The second annual Corporate Wellness Summit will take place at KeyBank Center next week, on the heels of two national reports that ranked Western New York poorly in terms of health and well-being.
“It will take everyone working together to turn these figures around and touchpoints at every turn. We know we have the knowledge and talent in the region to do so,” said Marc Natale, executive director of the Buffalo Niagara affiliate of the American Heart Association.
The association will host the event from 8 a.m. to 2:30 p.m. Thursday in the Lexus Club at the arena, One Seymour H. Knox III Plaza. The cost is $50; learn more and register here.
Heart Association leaders decided to offer a wellness summit last year, and continue one as an annual event, because “there wasn’t any organized mechanism that brought companies of all sizes together to talk about and exchange ideas around an effective approach to worksite wellness,” Natale said. “We felt that it was right within our wheelhouse since it meshes well with the prevention emphasis of our 2020 Impact Goal – To improve the health of all Western New Yorkers by 20 percent by the year 2020 – combined with one of our guiding principles of meeting people where they are.
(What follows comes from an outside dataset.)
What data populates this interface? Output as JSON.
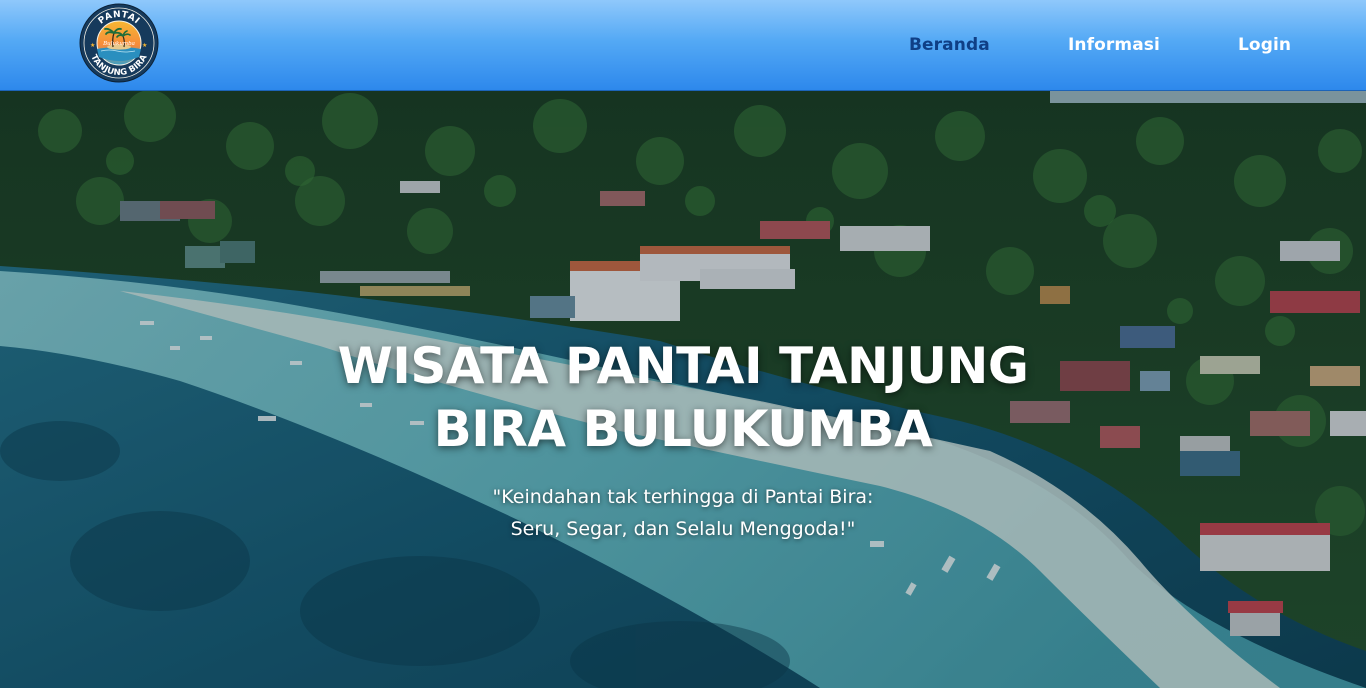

The summit will unfold a week after the Robert Wood Johnson Foundation reported that half of the region’s eight counties rank in the bottom six of the 62 counties in New York State when it comes to length and quality of life, and a Gallup-Sharecare survey showed that Buffalo-Niagara ranks 151 out of 186 U.S. metro regions in terms of health and well-being.
“So much of our waking hours are spent at work that programs within the workplace provide an excellent platform to receiving messages of health,” Natale said. “Employers also recognize that their employees are their greatest asset. Healthier employees are happier, more productive and workplace wellness has been shown to improve retention.”
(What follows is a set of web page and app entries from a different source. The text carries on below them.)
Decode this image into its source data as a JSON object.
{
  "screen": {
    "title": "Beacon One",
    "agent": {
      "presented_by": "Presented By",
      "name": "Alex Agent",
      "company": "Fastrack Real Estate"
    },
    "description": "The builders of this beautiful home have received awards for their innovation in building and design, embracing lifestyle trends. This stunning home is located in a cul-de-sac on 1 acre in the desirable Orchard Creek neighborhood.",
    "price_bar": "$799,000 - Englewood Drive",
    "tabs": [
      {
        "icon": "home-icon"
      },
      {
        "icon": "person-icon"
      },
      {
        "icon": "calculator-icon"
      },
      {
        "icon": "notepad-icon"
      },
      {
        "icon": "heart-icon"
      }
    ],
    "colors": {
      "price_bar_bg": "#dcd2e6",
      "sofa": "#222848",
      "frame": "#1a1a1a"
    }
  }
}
Natale recommended that human resources, benefits and wellness coordinators attend the summit, along with others whose roles in the workplace touch on wellness. The summit is designed to update attendees on workplace wellness trends and strategies, including those that can be set up quickly.
Successful program managers understand that the “human factor is complicated,” Natale said, “but they set out a long-term game plan that begins with mission and core values, defines what effectiveness means to them, adds in feedback loops and cycles in improvement over time.”
Wellness programs should help workers quit smoking, eat healthier, exercise more and lose weight, he said.
"But if you look at the rankings, you see that there are various data sets that make up the scoring that are much more complex," Natale said. "Longevity rates have a lot to do with lifestyle behaviors, but have a direct correlation with what are called 'social determinants of health, such as deepening socioeconomic issues within our geographic area, access, transportation, education, crime, housing, etc."
The association is working with schools, health clinics, workplaces, churches and state government to help build better health and wellness across the life cycle. Together, he said, those looking to make an impact can "lean on each other’s strategic strengths and reach throughout the population of Western New York."